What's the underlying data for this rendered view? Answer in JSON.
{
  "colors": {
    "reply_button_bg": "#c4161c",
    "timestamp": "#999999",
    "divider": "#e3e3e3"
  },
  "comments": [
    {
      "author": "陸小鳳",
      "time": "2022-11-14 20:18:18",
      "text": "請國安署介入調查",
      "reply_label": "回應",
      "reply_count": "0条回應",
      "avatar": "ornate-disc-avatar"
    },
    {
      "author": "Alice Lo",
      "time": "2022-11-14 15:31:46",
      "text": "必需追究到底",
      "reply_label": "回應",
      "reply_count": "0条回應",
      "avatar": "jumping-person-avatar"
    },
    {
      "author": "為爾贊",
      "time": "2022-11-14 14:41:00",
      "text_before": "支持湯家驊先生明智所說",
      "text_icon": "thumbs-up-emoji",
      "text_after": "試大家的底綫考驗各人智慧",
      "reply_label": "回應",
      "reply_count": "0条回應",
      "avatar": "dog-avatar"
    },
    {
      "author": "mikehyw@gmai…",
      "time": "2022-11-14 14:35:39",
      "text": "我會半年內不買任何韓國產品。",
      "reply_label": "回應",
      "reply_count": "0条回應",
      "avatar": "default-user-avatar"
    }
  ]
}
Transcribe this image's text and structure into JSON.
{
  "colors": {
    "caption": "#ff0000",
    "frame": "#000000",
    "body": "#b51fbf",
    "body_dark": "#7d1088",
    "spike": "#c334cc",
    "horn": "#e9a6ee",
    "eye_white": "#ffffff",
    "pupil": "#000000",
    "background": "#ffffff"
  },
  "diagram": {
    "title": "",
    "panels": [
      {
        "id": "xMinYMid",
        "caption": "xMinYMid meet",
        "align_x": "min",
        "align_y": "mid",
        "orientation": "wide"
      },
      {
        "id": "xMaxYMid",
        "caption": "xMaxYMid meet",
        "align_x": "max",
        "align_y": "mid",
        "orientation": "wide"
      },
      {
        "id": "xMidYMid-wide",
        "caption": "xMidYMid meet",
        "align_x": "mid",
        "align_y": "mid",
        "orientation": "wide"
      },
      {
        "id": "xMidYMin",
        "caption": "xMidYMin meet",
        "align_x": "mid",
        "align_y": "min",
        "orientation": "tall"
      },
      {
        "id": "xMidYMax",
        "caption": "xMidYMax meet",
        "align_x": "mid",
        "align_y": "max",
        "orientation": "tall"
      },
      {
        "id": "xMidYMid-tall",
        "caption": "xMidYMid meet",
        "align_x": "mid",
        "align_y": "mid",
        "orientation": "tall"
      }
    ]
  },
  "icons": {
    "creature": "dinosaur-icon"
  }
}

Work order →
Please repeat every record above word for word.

Response to this task →
What's the underlying data for this rendered view? Answer in JSON.
{
  "colors": {
    "reply_button_bg": "#c4161c",
    "timestamp": "#999999",
    "divider": "#e3e3e3"
  },
  "comments": [
    {
      "author": "陸小鳳",
      "time": "2022-11-14 20:18:18",
      "text": "請國安署介入調查",
      "reply_label": "回應",
      "reply_count": "0条回應",
      "avatar": "ornate-disc-avatar"
    },
    {
      "author": "Alice Lo",
      "time": "2022-11-14 15:31:46",
      "text": "必需追究到底",
      "reply_label": "回應",
      "reply_count": "0条回應",
      "avatar": "jumping-person-avatar"
    },
    {
      "author": "為爾贊",
      "time": "2022-11-14 14:41:00",
      "text_before": "支持湯家驊先生明智所說",
      "text_icon": "thumbs-up-emoji",
      "text_after": "試大家的底綫考驗各人智慧",
      "reply_label": "回應",
      "reply_count": "0条回應",
      "avatar": "dog-avatar"
    },
    {
      "author": "mikehyw@gmai…",
      "time": "2022-11-14 14:35:39",
      "text": "我會半年內不買任何韓國產品。",
      "reply_label": "回應",
      "reply_count": "0条回應",
      "avatar": "default-user-avatar"
    }
  ]
}
Transcribe this image's text and structure into JSON.
{
  "colors": {
    "caption": "#ff0000",
    "frame": "#000000",
    "body": "#b51fbf",
    "body_dark": "#7d1088",
    "spike": "#c334cc",
    "horn": "#e9a6ee",
    "eye_white": "#ffffff",
    "pupil": "#000000",
    "background": "#ffffff"
  },
  "diagram": {
    "title": "",
    "panels": [
      {
        "id": "xMinYMid",
        "caption": "xMinYMid meet",
        "align_x": "min",
        "align_y": "mid",
        "orientation": "wide"
      },
      {
        "id": "xMaxYMid",
        "caption": "xMaxYMid meet",
        "align_x": "max",
        "align_y": "mid",
        "orientation": "wide"
      },
      {
        "id": "xMidYMid-wide",
        "caption": "xMidYMid meet",
        "align_x": "mid",
        "align_y": "mid",
        "orientation": "wide"
      },
      {
        "id": "xMidYMin",
        "caption": "xMidYMin meet",
        "align_x": "mid",
        "align_y": "min",
        "orientation": "tall"
      },
      {
        "id": "xMidYMax",
        "caption": "xMidYMax meet",
        "align_x": "mid",
        "align_y": "max",
        "orientation": "tall"
      },
      {
        "id": "xMidYMid-tall",
        "caption": "xMidYMid meet",
        "align_x": "mid",
        "align_y": "mid",
        "orientation": "tall"
      }
    ]
  },
  "icons": {
    "creature": "dinosaur-icon"
  }
}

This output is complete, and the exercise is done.